Exercise directions
Every line below that includes the word "range" needs to be copied.

————————

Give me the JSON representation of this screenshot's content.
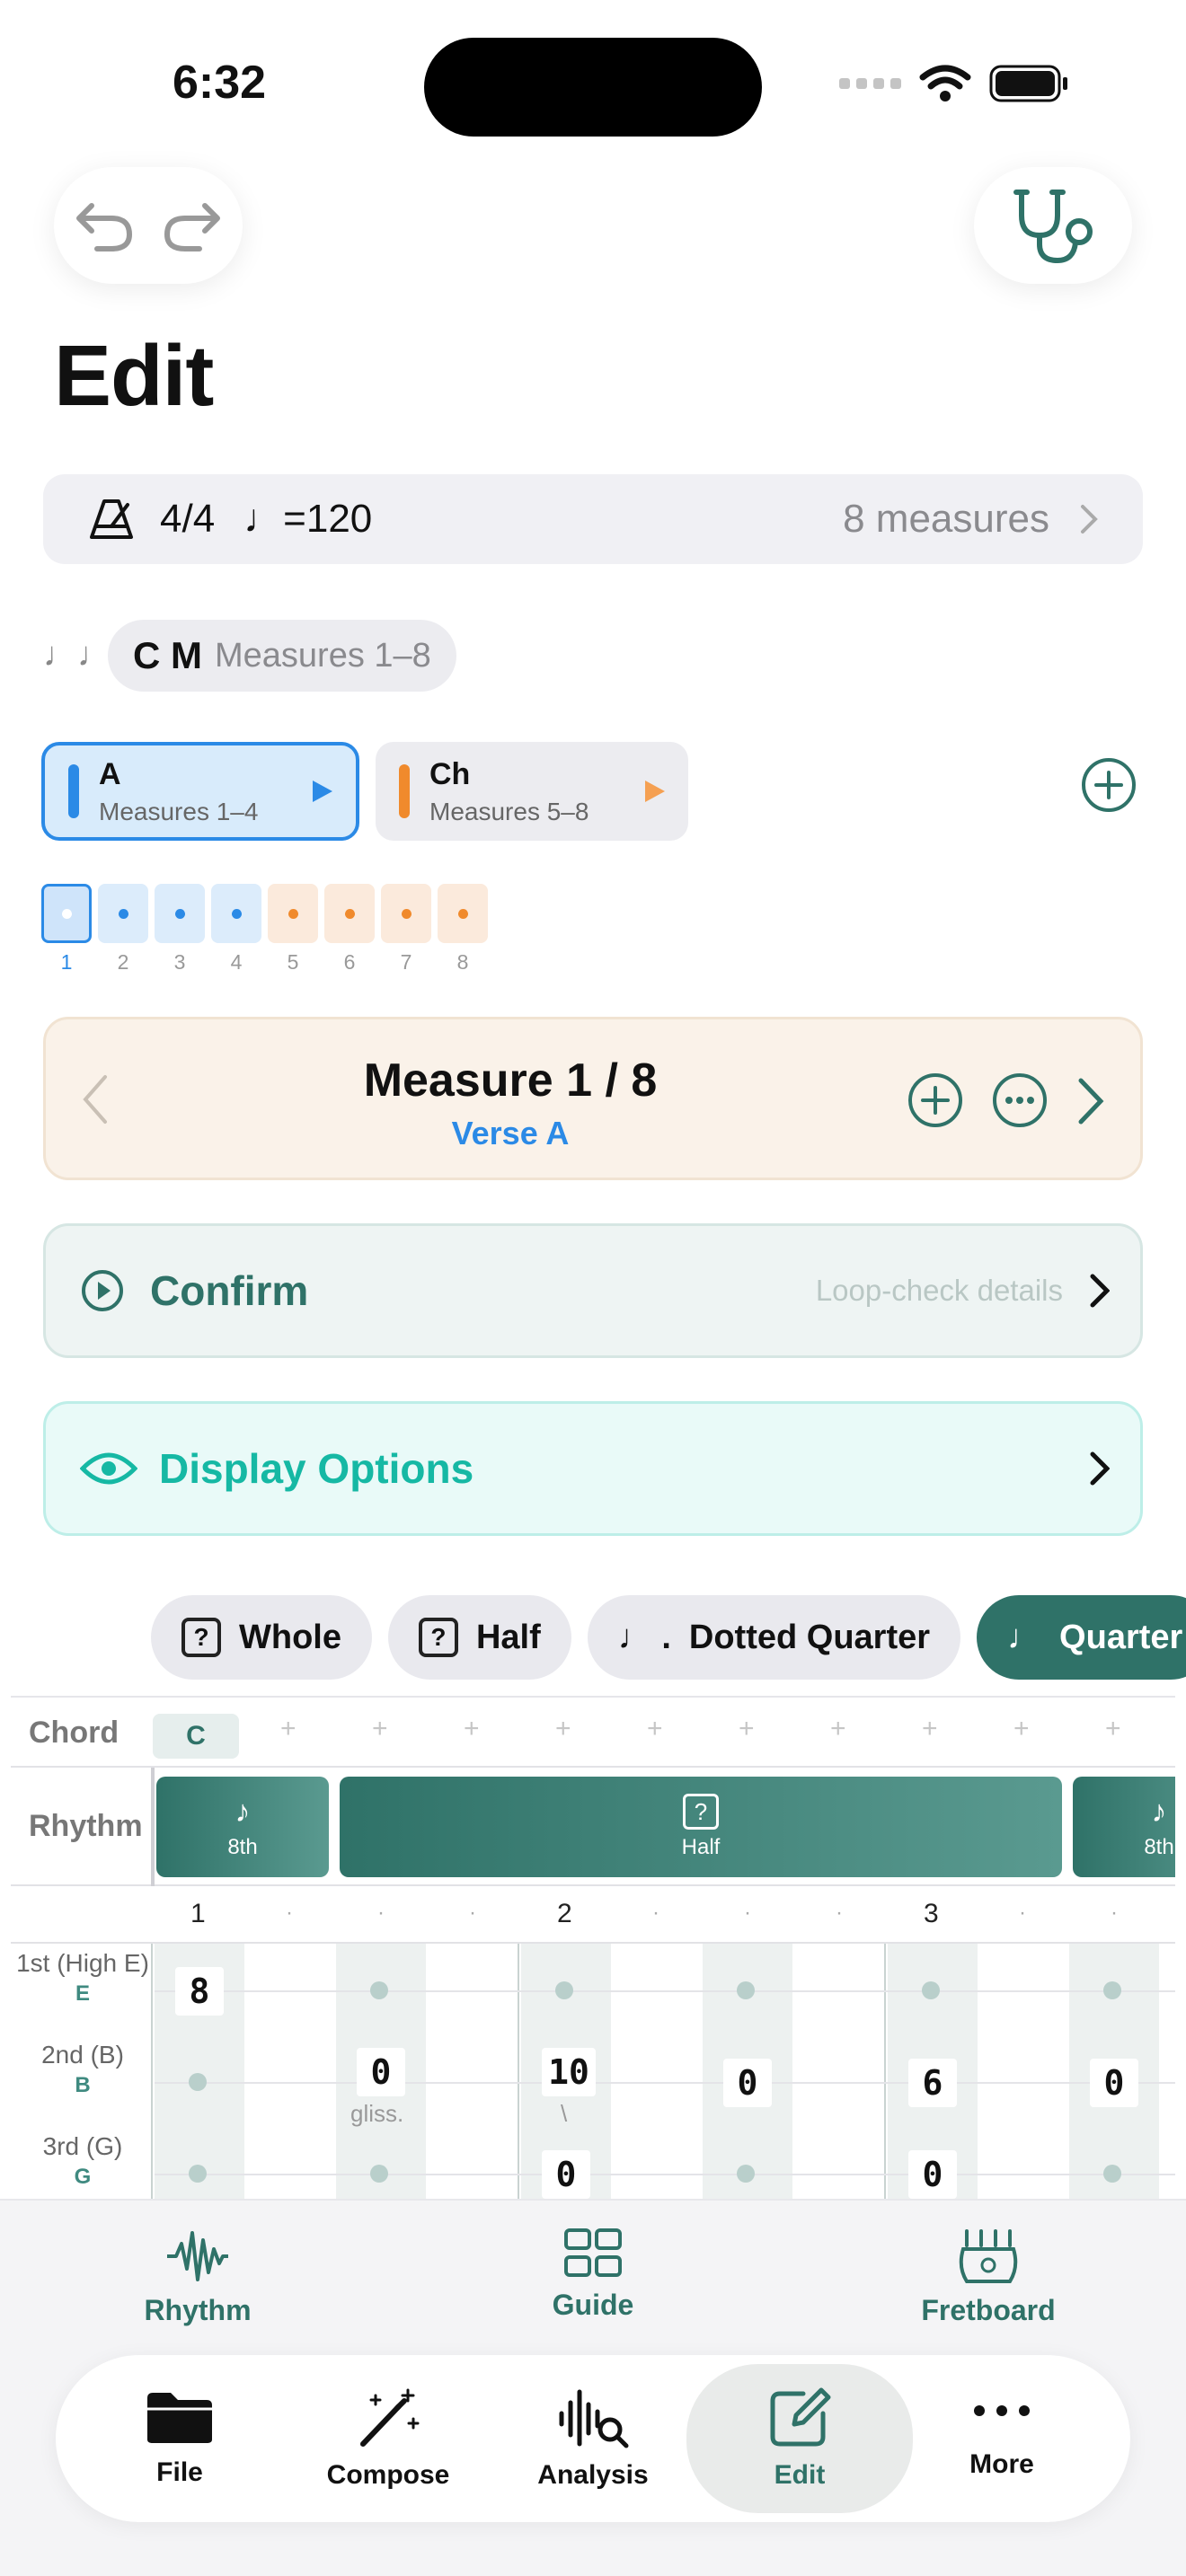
{
  "status": {
    "time": "6:32"
  },
  "page": {
    "title": "Edit"
  },
  "meta": {
    "time_signature": "4/4",
    "tempo": "=120",
    "measures": "8 measures"
  },
  "key": {
    "name": "C M",
    "range": "Measures 1–8"
  },
  "sections": [
    {
      "name": "A",
      "range": "Measures 1–4",
      "color": "#2b8ae6"
    },
    {
      "name": "Ch",
      "range": "Measures 5–8",
      "color": "#f08a2c"
    }
  ],
  "measure_dots": [
    "1",
    "2",
    "3",
    "4",
    "5",
    "6",
    "7",
    "8"
  ],
  "measure_card": {
    "title": "Measure 1 / 8",
    "subtitle": "Verse A"
  },
  "confirm": {
    "label": "Confirm",
    "hint": "Loop-check details"
  },
  "display_options": {
    "label": "Display Options"
  },
  "durations": [
    {
      "label": "Whole",
      "icon": "?"
    },
    {
      "label": "Half",
      "icon": "?"
    },
    {
      "label": "Dotted Quarter",
      "icon": "♩ ."
    },
    {
      "label": "Quarter",
      "icon": "♩"
    }
  ],
  "grid": {
    "chord_label": "Chord",
    "chord": "C",
    "plus": "+",
    "rhythm_label": "Rhythm",
    "rhythm_blocks": [
      {
        "icon": "♪",
        "label": "8th"
      },
      {
        "icon": "?",
        "label": "Half"
      },
      {
        "icon": "♪",
        "label": "8th"
      }
    ],
    "beats": [
      "1",
      "2",
      "3"
    ],
    "beat_dot": "·",
    "strings": [
      {
        "label": "1st (High E)",
        "note": "E"
      },
      {
        "label": "2nd (B)",
        "note": "B"
      },
      {
        "label": "3rd (G)",
        "note": "G"
      }
    ],
    "frets": {
      "s1c1": "8",
      "s2c3": "0",
      "s2c3_note": "gliss.",
      "s2c5": "10",
      "s2c5_note": "\\",
      "s2c7": "0",
      "s2c9": "6",
      "s2c11": "0",
      "s3c5": "0",
      "s3c9": "0"
    }
  },
  "top_nav": [
    "Rhythm",
    "Guide",
    "Fretboard"
  ],
  "tabs": [
    "File",
    "Compose",
    "Analysis",
    "Edit",
    "More"
  ]
}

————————

Answer to the exercise
    "range": "Measures 1–8"
      "range": "Measures 1–4",
      "range": "Measures 5–8",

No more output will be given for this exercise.